:: Exercise directions ::
In the entries, find all lines that hold the word "true" and copy them.

Items from a dataset
========================

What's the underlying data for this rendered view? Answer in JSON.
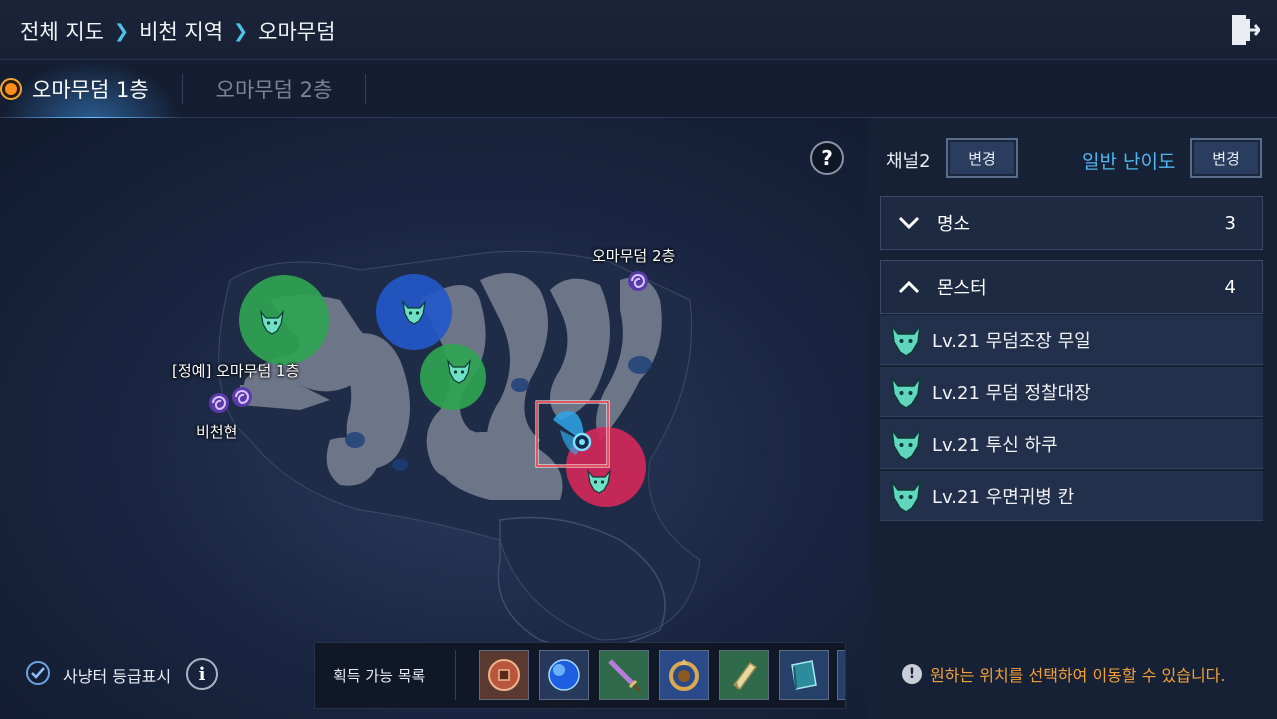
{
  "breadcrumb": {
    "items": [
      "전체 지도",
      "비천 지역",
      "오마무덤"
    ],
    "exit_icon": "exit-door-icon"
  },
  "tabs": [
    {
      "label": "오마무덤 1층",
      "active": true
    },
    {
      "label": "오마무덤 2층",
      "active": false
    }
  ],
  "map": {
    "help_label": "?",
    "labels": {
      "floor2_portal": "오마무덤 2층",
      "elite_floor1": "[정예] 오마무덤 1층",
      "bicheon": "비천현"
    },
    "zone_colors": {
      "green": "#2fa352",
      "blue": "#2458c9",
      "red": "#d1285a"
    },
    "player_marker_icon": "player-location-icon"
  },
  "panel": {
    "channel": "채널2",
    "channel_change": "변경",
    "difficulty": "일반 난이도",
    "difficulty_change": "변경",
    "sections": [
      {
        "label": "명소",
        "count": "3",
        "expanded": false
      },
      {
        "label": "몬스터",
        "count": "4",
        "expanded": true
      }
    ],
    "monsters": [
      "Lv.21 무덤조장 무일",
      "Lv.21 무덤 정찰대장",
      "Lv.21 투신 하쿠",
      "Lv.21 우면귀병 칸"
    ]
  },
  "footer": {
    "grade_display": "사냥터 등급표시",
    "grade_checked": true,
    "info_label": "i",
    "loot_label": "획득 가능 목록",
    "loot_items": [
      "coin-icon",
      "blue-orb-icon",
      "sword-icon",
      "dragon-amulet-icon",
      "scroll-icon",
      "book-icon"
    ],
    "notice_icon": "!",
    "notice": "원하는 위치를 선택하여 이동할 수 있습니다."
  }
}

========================

:: Task answer ::
      "active": true
        "expanded": true
    "grade_checked": true,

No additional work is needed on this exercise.